[Records from a collection]
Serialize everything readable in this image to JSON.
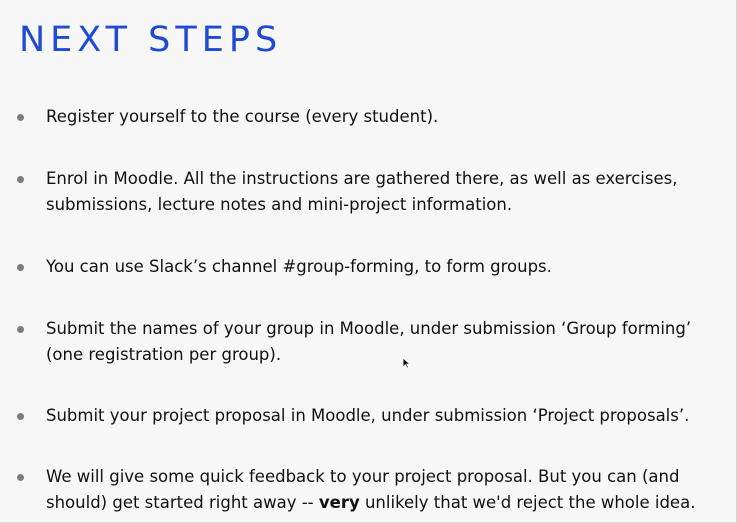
{
  "slide": {
    "title": "NEXT STEPS",
    "bullets": [
      {
        "text": "Register yourself to the course (every student)."
      },
      {
        "text": "Enrol in Moodle. All the instructions are gathered there, as well as exercises,\nsubmissions, lecture notes and mini-project information."
      },
      {
        "text": "You can use Slack’s channel #group-forming, to form groups."
      },
      {
        "text": "Submit the names of your group in Moodle, under submission ‘Group forming’\n(one registration per group)."
      },
      {
        "text": "Submit your project proposal in Moodle, under submission ‘Project proposals’."
      },
      {
        "text_before": "We will give some quick feedback to your project proposal. But you can (and\nshould) get started right away -- ",
        "emphasis": "very",
        "text_after": " unlikely that we'd reject the whole idea."
      }
    ]
  },
  "colors": {
    "title": "#1f4ad6",
    "bullet_dot": "#7c7c7c",
    "text": "#111111",
    "background": "#f7f7f7"
  },
  "icons": {
    "cursor": "mouse-pointer-icon",
    "bullet": "bullet-dot-icon"
  }
}
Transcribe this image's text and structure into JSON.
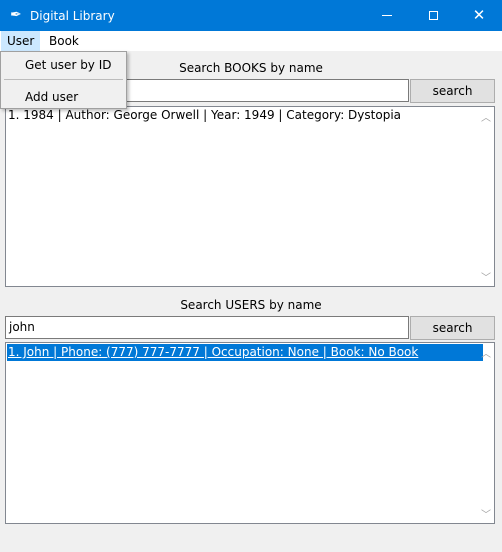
{
  "window": {
    "title": "Digital Library",
    "app_icon": "feather-icon",
    "accent_color": "#0078d7"
  },
  "menubar": {
    "items": [
      {
        "label": "User"
      },
      {
        "label": "Book"
      }
    ],
    "user_menu": {
      "items": [
        {
          "label": "Get user by ID"
        },
        {
          "label": "Add user"
        }
      ]
    }
  },
  "books": {
    "heading": "Search BOOKS by name",
    "query": "",
    "search_label": "search",
    "results": [
      "1. 1984 | Author: George Orwell | Year: 1949 | Category: Dystopia"
    ]
  },
  "users": {
    "heading": "Search USERS by name",
    "query": "john",
    "search_label": "search",
    "results": [
      "1. John | Phone: (777) 777-7777 | Occupation: None | Book: No Book"
    ],
    "selected_index": 0
  }
}
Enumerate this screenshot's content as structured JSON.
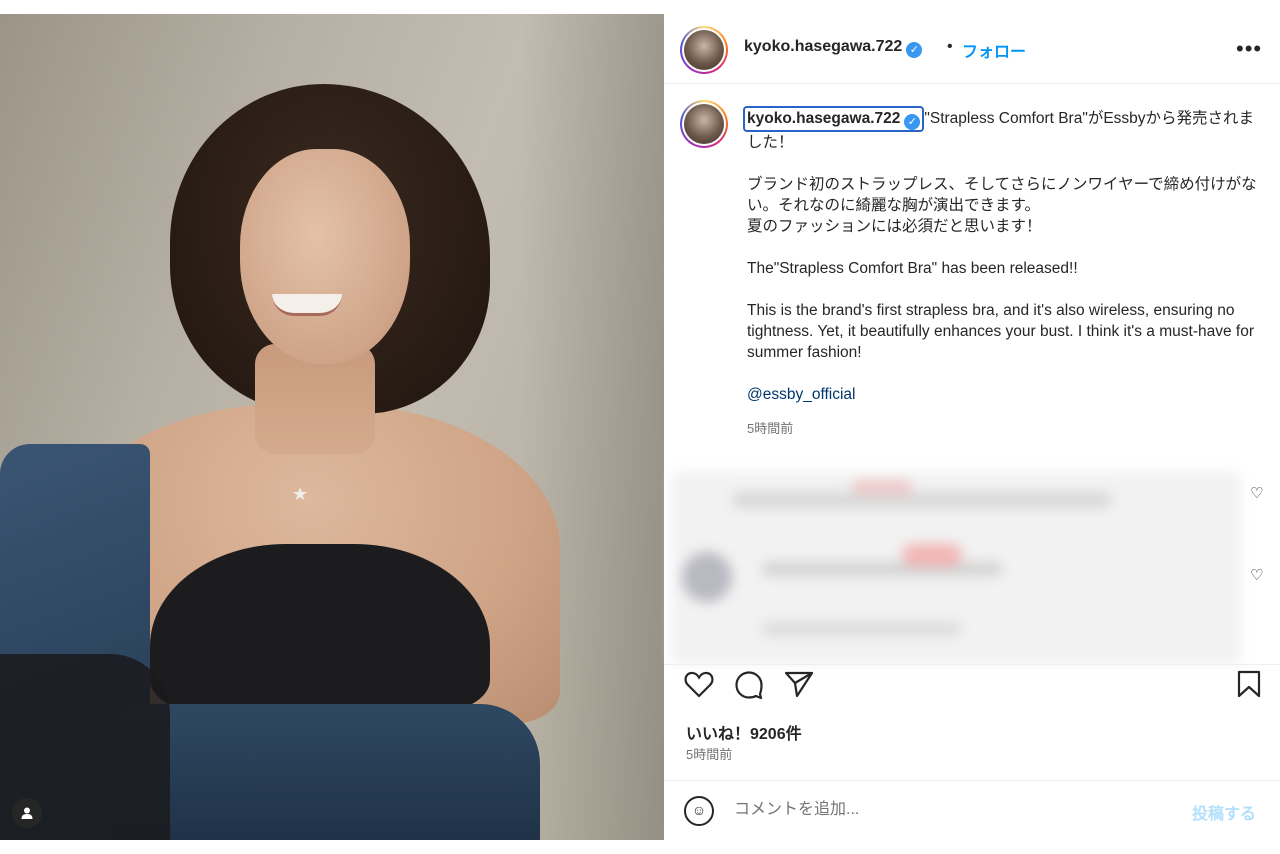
{
  "header": {
    "username": "kyoko.hasegawa.722",
    "verified_glyph": "✓",
    "separator": "•",
    "follow_label": "フォロー",
    "more_icon": "more-horizontal-icon",
    "more_glyph": "•••"
  },
  "caption": {
    "username": "kyoko.hasegawa.722",
    "lead": "\"Strapless Comfort Bra\"がEssbyから発売されました！",
    "jp_paragraph": "ブランド初のストラップレス、そしてさらにノンワイヤーで締め付けがない。それなのに綺麗な胸が演出できます。\n夏のファッションには必須だと思います！",
    "en_headline": "The\"Strapless Comfort Bra\" has been released!!",
    "en_paragraph": "This is the brand's first strapless bra, and it's also wireless, ensuring no tightness. Yet, it beautifully enhances your bust. I think it's a must-have for summer fashion!",
    "mention": "@essby_official",
    "time": "5時間前"
  },
  "actions": {
    "like_icon": "heart-icon",
    "comment_icon": "comment-icon",
    "share_icon": "send-icon",
    "save_icon": "bookmark-icon",
    "like_glyph": "♡",
    "comment_glyph": "◯",
    "share_glyph": "➢",
    "save_glyph": "⊓"
  },
  "stats": {
    "likes": "いいね！9206件",
    "time": "5時間前"
  },
  "comment_box": {
    "emoji_glyph": "☺",
    "placeholder": "コメントを追加...",
    "post_label": "投稿する"
  },
  "colors": {
    "link_blue": "#0095f6",
    "verified_blue": "#3897f0",
    "mention": "#00376b",
    "post_disabled": "#b2dffc"
  },
  "comment_hearts": [
    "♡",
    "♡"
  ]
}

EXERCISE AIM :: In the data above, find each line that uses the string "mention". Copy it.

EXERCISE RESPONSE ::
    "mention": "@essby_official",
    "mention": "#00376b",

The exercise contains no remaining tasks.